Speaking at UCLA’s Royce Hall on May 4, Imam Feisal Abdul Rauf, whose planned Islamic cultural center in Lower Manhattan — the so-called Ground Zero mosque — ignited a firestorm of protest last summer, said that the killing of Osama bin Laden gave him hope.
“This signifies the end of an era of terrorism,” Rauf told the largely supportive and diverse audience of about 600 students, activists and community members.
The imam has traveled around the world as a special envoy of the U.S. State Department to talk to Muslims about America and Americans; the evening event was just one of many that have taken Rauf to cities around the United States to talk to Americans about Muslims and Islam.
“You have to go out and speak with people, and they will support you,” Rauf told The Jewish Journal before the event. Rauf has been seeking support for his organization, the Cordoba Initiative, a multifaith effort aimed at improving relations between Islam and the West. Rauf is no longer formally associated with the project in Lower Manhattan, which is known as Park51, but is working to establish Islamic cultural centers, or Cordoba Houses, in New York City and elsewhere.

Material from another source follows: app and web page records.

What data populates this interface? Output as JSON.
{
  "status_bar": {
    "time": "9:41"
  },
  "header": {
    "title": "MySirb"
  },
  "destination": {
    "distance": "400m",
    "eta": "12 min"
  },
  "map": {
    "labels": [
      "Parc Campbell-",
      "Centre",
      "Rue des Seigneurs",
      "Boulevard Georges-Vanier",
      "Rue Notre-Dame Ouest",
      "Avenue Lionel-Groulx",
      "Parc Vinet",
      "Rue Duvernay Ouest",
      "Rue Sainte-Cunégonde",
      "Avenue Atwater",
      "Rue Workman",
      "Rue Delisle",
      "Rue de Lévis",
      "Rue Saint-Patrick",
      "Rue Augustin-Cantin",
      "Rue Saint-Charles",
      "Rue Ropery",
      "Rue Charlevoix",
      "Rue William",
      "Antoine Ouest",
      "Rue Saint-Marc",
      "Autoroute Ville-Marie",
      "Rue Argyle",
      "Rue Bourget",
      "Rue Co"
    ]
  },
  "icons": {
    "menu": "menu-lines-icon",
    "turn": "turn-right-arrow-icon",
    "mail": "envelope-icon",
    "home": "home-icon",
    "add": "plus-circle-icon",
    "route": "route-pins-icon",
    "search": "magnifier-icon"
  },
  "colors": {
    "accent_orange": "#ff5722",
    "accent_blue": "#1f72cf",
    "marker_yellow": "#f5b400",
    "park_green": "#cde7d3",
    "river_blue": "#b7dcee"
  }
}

Rauf regularly speaks to members of the Jewish community, many of whom were in attendance at Royce Hall. “The major challenge with the Jewish community is the unresolved Israeli-Palestinian conflict, which has cast a major pall on Jewish-Muslim relations for the last half-century or more,” Rauf said.
About a dozen people, many of them Jewish, stood outside the hall before and after the event circulating fliers that accused Rauf of misrepresenting himself as a moderate and holding large placards that read “The Ground Zero Mosque: Second Wave of the 911 Attacks.” Among them were representatives of the Calabasas Chapter of ACT for America. The group was behind an unsuccessful petition submitted to UCLA’s chancellor earlier this year accusing the Muslim Student Association of sedition and asking the chancellor to shut the group down.
Rauf frequently finds himself speaking with “fair-minded, moderate” Americans who are “intellectually OK” with the idea of building an Islamic cultural center in Lower Manhattan but are nonetheless emotionally resistant to it.
“Americans are basically just, and the majority of people, once they have the opportunity to truly engage with you and ask the probing questions, and feel satisfied, they will do the right thing,” Rauf said in an interview. “The only ones who are still opposed to you are the ones who are rabidly — whether they are anti-Semitic, or anti-Islamic, or racist — are those people who have those prejudices, and will always have those prejudices.”